You know the question. It’s the ultimate question. The question that you and I and everyone has laid awake at night thinking about. The question that brings equal parts wonder and terror to our feeble minds. Why are we here? What is the point of it all? What is the meaning of life?
Imagine you have a brother and he’s an alcoholic. He has his moments, but you keep your distance from him. You don’t mind him for the occasional family gathering or holiday. You still love him. But you don’t want to be around him.
In the early 1980s, a talented young guitarist was kicked out of his band. The band had just been signed to their first record contract, and they were preparing to record their first album.

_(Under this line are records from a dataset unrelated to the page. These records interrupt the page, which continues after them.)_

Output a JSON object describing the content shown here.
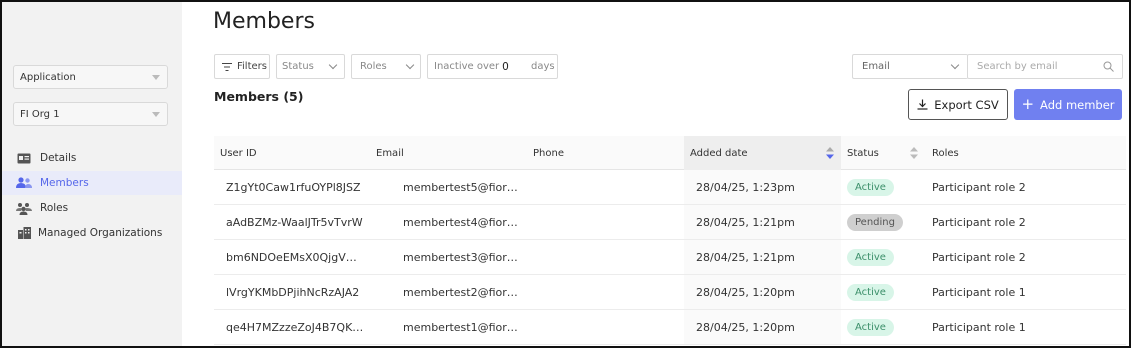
{
  "page": {
    "title": "Members"
  },
  "sidebar": {
    "app_select": "Application",
    "org_select": "FI Org 1",
    "items": [
      {
        "label": "Details",
        "icon": "card-icon",
        "active": false
      },
      {
        "label": "Members",
        "icon": "users-icon",
        "active": true
      },
      {
        "label": "Roles",
        "icon": "group-icon",
        "active": false
      },
      {
        "label": "Managed Organizations",
        "icon": "building-icon",
        "active": false
      }
    ]
  },
  "filters": {
    "filters_label": "Filters",
    "status_placeholder": "Status",
    "roles_placeholder": "Roles",
    "inactive_prefix": "Inactive over",
    "inactive_value": "0",
    "inactive_suffix": "days",
    "email_select": "Email",
    "search_placeholder": "Search by email"
  },
  "members": {
    "count_label": "Members (5)",
    "export_label": "Export CSV",
    "add_label": "Add member"
  },
  "table": {
    "columns": [
      "User ID",
      "Email",
      "Phone",
      "Added date",
      "Status",
      "Roles"
    ],
    "rows": [
      {
        "user_id": "Z1gYt0Caw1rfuOYPl8JSZ",
        "email": "membertest5@fior…",
        "phone": "",
        "added": "28/04/25, 1:23pm",
        "status": "Active",
        "role": "Participant role 2"
      },
      {
        "user_id": "aAdBZMz-WaalJTr5vTvrW",
        "email": "membertest4@fior…",
        "phone": "",
        "added": "28/04/25, 1:21pm",
        "status": "Pending",
        "role": "Participant role 2"
      },
      {
        "user_id": "bm6NDOeEMsX0QjgV…",
        "email": "membertest3@fior…",
        "phone": "",
        "added": "28/04/25, 1:21pm",
        "status": "Active",
        "role": "Participant role 2"
      },
      {
        "user_id": "lVrgYKMbDPjihNcRzAJA2",
        "email": "membertest2@fior…",
        "phone": "",
        "added": "28/04/25, 1:20pm",
        "status": "Active",
        "role": "Participant role 1"
      },
      {
        "user_id": "qe4H7MZzzeZoJ4B7QK…",
        "email": "membertest1@fior…",
        "phone": "",
        "added": "28/04/25, 1:20pm",
        "status": "Active",
        "role": "Participant role 1"
      }
    ]
  },
  "colors": {
    "accent": "#7080f0",
    "active_badge": "#d8f5e8",
    "pending_badge": "#cfcfcf"
  }
}
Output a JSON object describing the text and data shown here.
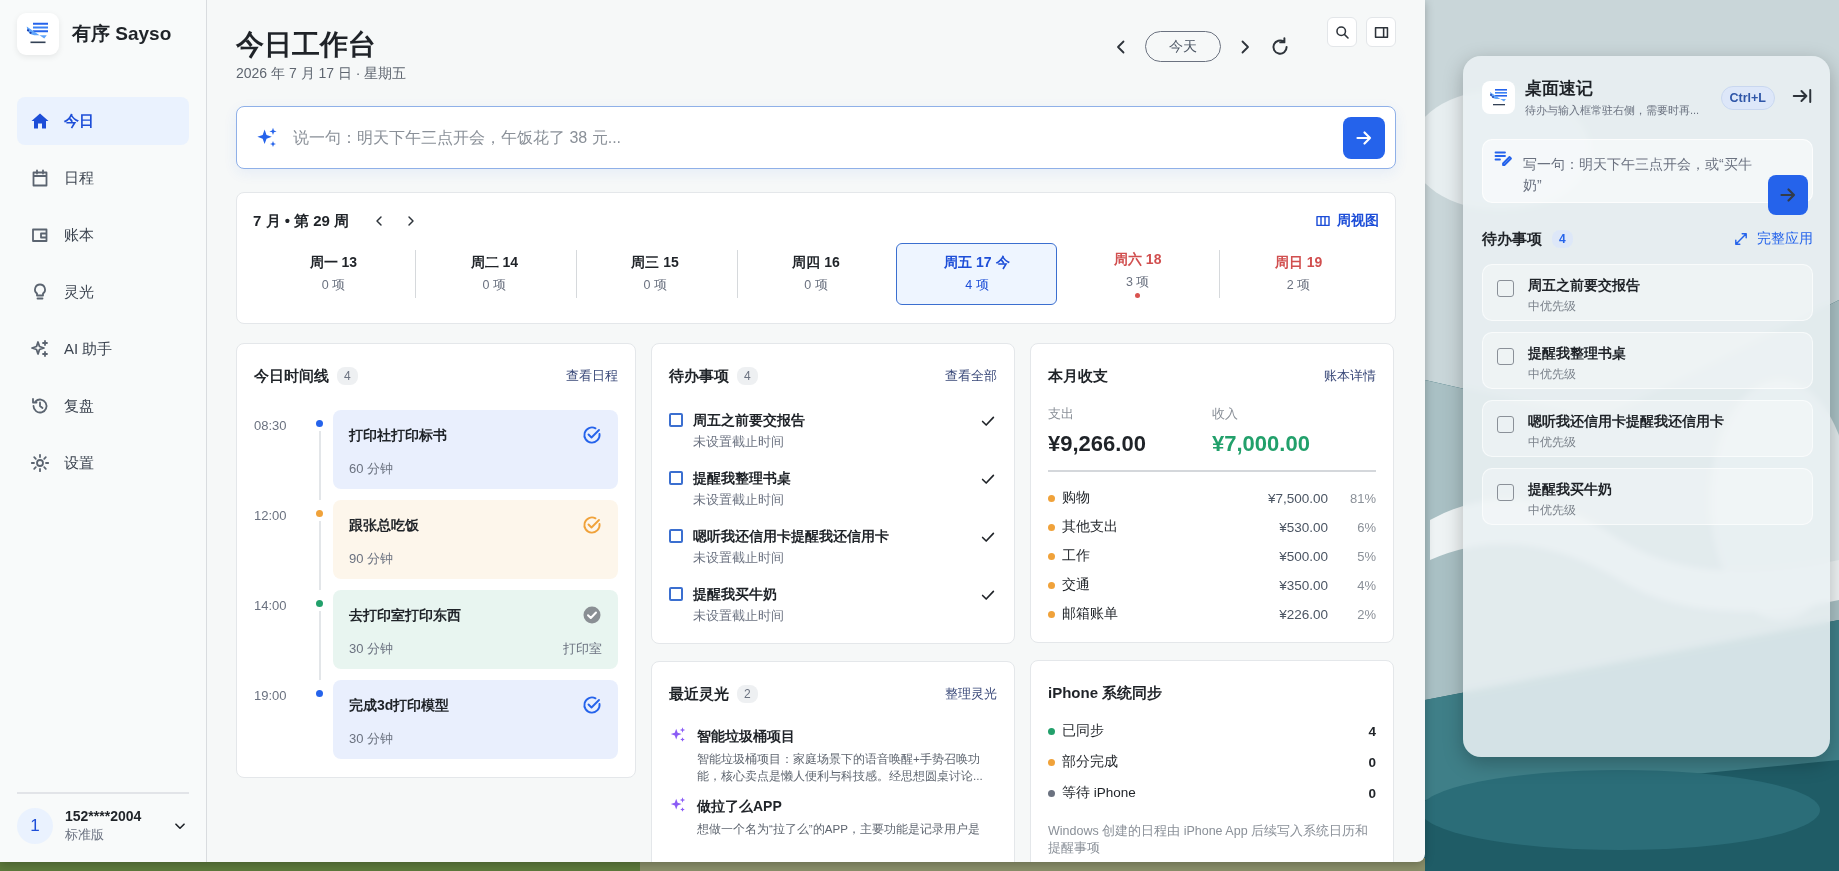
{
  "app": {
    "name": "有序 Sayso"
  },
  "sidebar": {
    "items": [
      {
        "label": "今日",
        "selected": true
      },
      {
        "label": "日程",
        "selected": false
      },
      {
        "label": "账本",
        "selected": false
      },
      {
        "label": "灵光",
        "selected": false
      },
      {
        "label": "AI 助手",
        "selected": false
      },
      {
        "label": "复盘",
        "selected": false
      },
      {
        "label": "设置",
        "selected": false
      }
    ],
    "account": {
      "avatar": "1",
      "name": "152****2004",
      "plan": "标准版"
    }
  },
  "header": {
    "title": "今日工作台",
    "date": "2026 年 7 月 17 日 · 星期五",
    "today_button": "今天"
  },
  "command": {
    "placeholder": "说一句：明天下午三点开会，午饭花了 38 元..."
  },
  "week": {
    "title": "7 月 • 第 29 周",
    "view_link": "周视图",
    "days": [
      {
        "label": "周一 13",
        "count": "0 项",
        "selected": false,
        "weekend": false,
        "dot": false
      },
      {
        "label": "周二 14",
        "count": "0 项",
        "selected": false,
        "weekend": false,
        "dot": false
      },
      {
        "label": "周三 15",
        "count": "0 项",
        "selected": false,
        "weekend": false,
        "dot": false
      },
      {
        "label": "周四 16",
        "count": "0 项",
        "selected": false,
        "weekend": false,
        "dot": false
      },
      {
        "label": "周五 17 今",
        "count": "4 项",
        "selected": true,
        "weekend": false,
        "dot": false
      },
      {
        "label": "周六 18",
        "count": "3 项",
        "selected": false,
        "weekend": true,
        "dot": true
      },
      {
        "label": "周日 19",
        "count": "2 项",
        "selected": false,
        "weekend": true,
        "dot": false
      }
    ]
  },
  "timeline": {
    "title": "今日时间线",
    "count": "4",
    "link": "查看日程",
    "events": [
      {
        "time": "08:30",
        "title": "打印社打印标书",
        "duration": "60 分钟",
        "color": "#2563eb",
        "done": false
      },
      {
        "time": "12:00",
        "title": "跟张总吃饭",
        "duration": "90 分钟",
        "color": "#f0a23a",
        "done": false
      },
      {
        "time": "14:00",
        "title": "去打印室打印东西",
        "duration": "30 分钟",
        "location": "打印室",
        "color": "#22a06b",
        "done": true
      },
      {
        "time": "19:00",
        "title": "完成3d打印模型",
        "duration": "30 分钟",
        "color": "#2563eb",
        "done": false
      }
    ]
  },
  "todos": {
    "title": "待办事项",
    "count": "4",
    "link": "查看全部",
    "items": [
      {
        "title": "周五之前要交报告",
        "note": "未设置截止时间",
        "checked": false
      },
      {
        "title": "提醒我整理书桌",
        "note": "未设置截止时间",
        "checked": false
      },
      {
        "title": "嗯听我还信用卡提醒我还信用卡",
        "note": "未设置截止时间",
        "checked": false
      },
      {
        "title": "提醒我买牛奶",
        "note": "未设置截止时间",
        "checked": false
      }
    ]
  },
  "ideas": {
    "title": "最近灵光",
    "count": "2",
    "link": "整理灵光",
    "items": [
      {
        "title": "智能垃圾桶项目",
        "text": "智能垃圾桶项目：家庭场景下的语音唤醒+手势召唤功能，核心卖点是懒人便利与科技感。经思想圆桌讨论..."
      },
      {
        "title": "做拉了么APP",
        "text": "想做一个名为“拉了么”的APP，主要功能是记录用户是"
      }
    ]
  },
  "ledger": {
    "title": "本月收支",
    "link": "账本详情",
    "expense_label": "支出",
    "expense": "¥9,266.00",
    "income_label": "收入",
    "income": "¥7,000.00",
    "categories": [
      {
        "name": "购物",
        "amount": "¥7,500.00",
        "percent": "81%"
      },
      {
        "name": "其他支出",
        "amount": "¥530.00",
        "percent": "6%"
      },
      {
        "name": "工作",
        "amount": "¥500.00",
        "percent": "5%"
      },
      {
        "name": "交通",
        "amount": "¥350.00",
        "percent": "4%"
      },
      {
        "name": "邮箱账单",
        "amount": "¥226.00",
        "percent": "2%"
      }
    ]
  },
  "sync": {
    "title": "iPhone 系统同步",
    "rows": [
      {
        "label": "已同步",
        "count": "4",
        "color": "#22a06b"
      },
      {
        "label": "部分完成",
        "count": "0",
        "color": "#f0a23a"
      },
      {
        "label": "等待 iPhone",
        "count": "0",
        "color": "#6b7280"
      }
    ],
    "note": "Windows 创建的日程由 iPhone App 后续写入系统日历和提醒事项"
  },
  "quick_panel": {
    "title": "桌面速记",
    "subtitle": "待办与输入框常驻右侧，需要时再...",
    "shortcut": "Ctrl+L",
    "placeholder": "写一句：明天下午三点开会，或“买牛奶”",
    "todo_title": "待办事项",
    "todo_count": "4",
    "link": "完整应用",
    "items": [
      {
        "title": "周五之前要交报告",
        "priority": "中优先级",
        "checked": false
      },
      {
        "title": "提醒我整理书桌",
        "priority": "中优先级",
        "checked": false
      },
      {
        "title": "嗯听我还信用卡提醒我还信用卡",
        "priority": "中优先级",
        "checked": false
      },
      {
        "title": "提醒我买牛奶",
        "priority": "中优先级",
        "checked": false
      }
    ]
  }
}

A week before recording began, they fired the guitarist. There was no warning, no discussion.
It’s that time of year again, where we’re all socially pressured into spending an inordinate amount of time around people that we’ve kinda-sorta known our whole lives, but who also drive us insane and make us feel like there’s no point to it all.
There are enough articles on this site to fill two books, so it can sometimes be daunting to know where to start. Below are what many consider to be my “greatest hits,” the articles that have been the most popular, the most shared, or had the greatest effect on readers’ lives.
Eighty years ago, researchers began one of the longest and most complicated projects to understand human behavior in history. It would take almost 50 years to complete. But their work would define an entire field of psychology.
How are you supposed to be confident about something when you have nothing to feel confident about?
Five hundred years ago cartographers believed California was an island. Doctors believed that slicing your arm open and bleeding everywhere could cure disease. Scientists believed fire was made out of something called phlogiston.
Hello there, friend. What’s that I hear? You’re pissed off at someone? Someone is pissed off at you? You have a fight in your life and you don’t know what to do? Well, you’ve come to the right place.
I used to have this problem. It was almost like an addiction. Except I wasn’t actually consuming something — rather, it was like an addiction of wanting to consume things that I couldn’t. I’m not proud of this problem. In fact, I used to hide it from family and friends.
We all have needs, both physical and emotional. And we all need to consistently fulfill those needs. Just as you never eat enough to last you forever, you never love enough to last you forever, or do something important enough to last you forever.
Depression blows. Anxiety isn’t any fun either.
There’s a fundamental assumption a lot of us make about sex that often causes a lot of skewed perceptions about why we’re not getting the sex/love we want. Men have a tendency to make the assumption that sex itself is a need, regardless of who (or what) it comes from.
Genghis Khan married his wife when he was 16 and together they had four kids. Today, geneticists estimate that 16 million men in Asia (that’s 1 out of every 200) are direct descendants of Khan. Now, I’m not saying Khan cheated on his wife or anything. After all, I wasn’t there.
You probably thought I was going to start this list off with something cute and cliche like, “Stop caring what people think about you,” right? Well, fuck that. Let’s offend some people.